Waltham, Massachusetts is a bustling little city just west of Boston that manages to be urban, suburban, and rural all at the same time, depending on what sector you find yourself in. There’s a lot there: an impressive industrial heritage, two universities, Bentley and Brandeis (where I got my Ph.D.), a pretty vibrant downtown, lots of corporations along the Route 128 beltway, and three historic “country” estates preserved as house museums: the Lyman Estate (also known as “The Vale”, built in 1793 and owned and operated by Historic New England), Gore Place (built in 1806 and saved in the 1930s by the Gore Place Society), and Stonehurst (completed by 1886 and owned and operated by the City of Waltham since 1974). Because of my predilection for early American architecture, I have visited the older houses many times: Samuel McIntire designed the foundation structure of The Vale and Gore Place is just about the most elegant Federal house anywhere (outside of Salem, of course). But despite the fact that it is the product of a collaboration between two giants of late nineteeth-century design, architect Henry Hobson Richardson (1838-1886) and landscape architect Frederick Law Olmsted (1822-1903), I have to admit I have dissed Stonehurst: I saw it long ago and never returned. The other day I was driving home along Route 128 at just the wrong time on a beautiful day: it was rush hour(s) and the northern lanes were jam-packed. I just had to get out of the car, and as I happened to be in Waltham, I thought I’d go look at the Lyman Estate for a bit and wait out the traffic. After I turned off the highway, however, I saw the sign for Stonehurst and remembered that it is situated on far more land: 109 acres of Olmsted-designed walking trails, to be precise–and I needed some exercise. So there I went, but got slightly distracted by the house, which is a bit……………intimidating? perplexing? provocative?

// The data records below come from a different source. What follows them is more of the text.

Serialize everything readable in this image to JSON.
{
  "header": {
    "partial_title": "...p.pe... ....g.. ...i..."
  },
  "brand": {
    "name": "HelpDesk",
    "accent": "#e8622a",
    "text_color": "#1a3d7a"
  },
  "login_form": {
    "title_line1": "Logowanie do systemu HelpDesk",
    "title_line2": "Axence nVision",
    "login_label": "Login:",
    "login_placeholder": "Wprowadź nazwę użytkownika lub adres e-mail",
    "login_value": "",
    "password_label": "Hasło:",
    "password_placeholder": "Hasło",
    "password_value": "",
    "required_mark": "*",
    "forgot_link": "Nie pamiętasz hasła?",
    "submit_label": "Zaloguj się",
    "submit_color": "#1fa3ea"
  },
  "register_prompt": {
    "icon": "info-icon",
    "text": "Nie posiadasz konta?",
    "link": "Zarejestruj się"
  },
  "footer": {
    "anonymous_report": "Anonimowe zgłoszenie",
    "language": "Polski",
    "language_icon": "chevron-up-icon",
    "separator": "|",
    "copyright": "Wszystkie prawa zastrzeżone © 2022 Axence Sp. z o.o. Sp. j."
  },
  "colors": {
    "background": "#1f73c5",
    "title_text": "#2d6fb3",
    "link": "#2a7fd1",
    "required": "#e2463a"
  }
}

Stonehurst 002

Stonehurst 005

Stonehurst 018

Stonehurst 023

Stonehurst 010

Stonehurst 060

Stonehurst is really a combination of two houses built for Robert Treat Paine, a Boston lawyer, philanthropist, and advocate for workers’ housing (scion of a real Brahmin family: his namesake grandfather was a signer of the Declaration of Independence and Massachusetts’ first Attorney General) and his wife Lydia Lyman Paine: her father had financed the Second Empire house that constitutes the western end of the structure, which was later deemed too small for their large family. So Paine (who served on the building committee which oversaw Richardson’s masterpiece, Trinity Church in Boston) commissioned the architect to relocate the house and integrate it with a structure of his own design. The exterior (again, to my untrained eye!) is therefore quite an amalgamation: of the pre-existing Second Empire house, combined with Richardson’s more organic “Richardsonian Romanesque” and Shingle styles. I found the interior far more integrated, with large rooms that related to one another (and the outdoors) in a very pleasing way, and lots of crafted built-in features: window seats, benches, bookcases, mantles, staircases, mouldings: a warm and inviting Arts and Crafts house encased in a somewhat more imposing envelope.

Stonehurst 026

Stonehurst 032

Stonehurst 029

Stonehurst 036

Stonehurst 038

Stonehurst 056

Stonehurst 039

Stonehurst 050

Stonehurst 051

Stonehurst 046

Stonehurst 061

Interior of Stonehurst and a trail not taken; the line inscribed on the second-floor landing mantle, “Build Thee More Stately Mansions, O My Soul” is from the Oliver Wendell Holmes poem, The Chambered Nautilus.


Get every new post delivered to your Inbox.

Join 5,303 other followers

%d bloggers like this: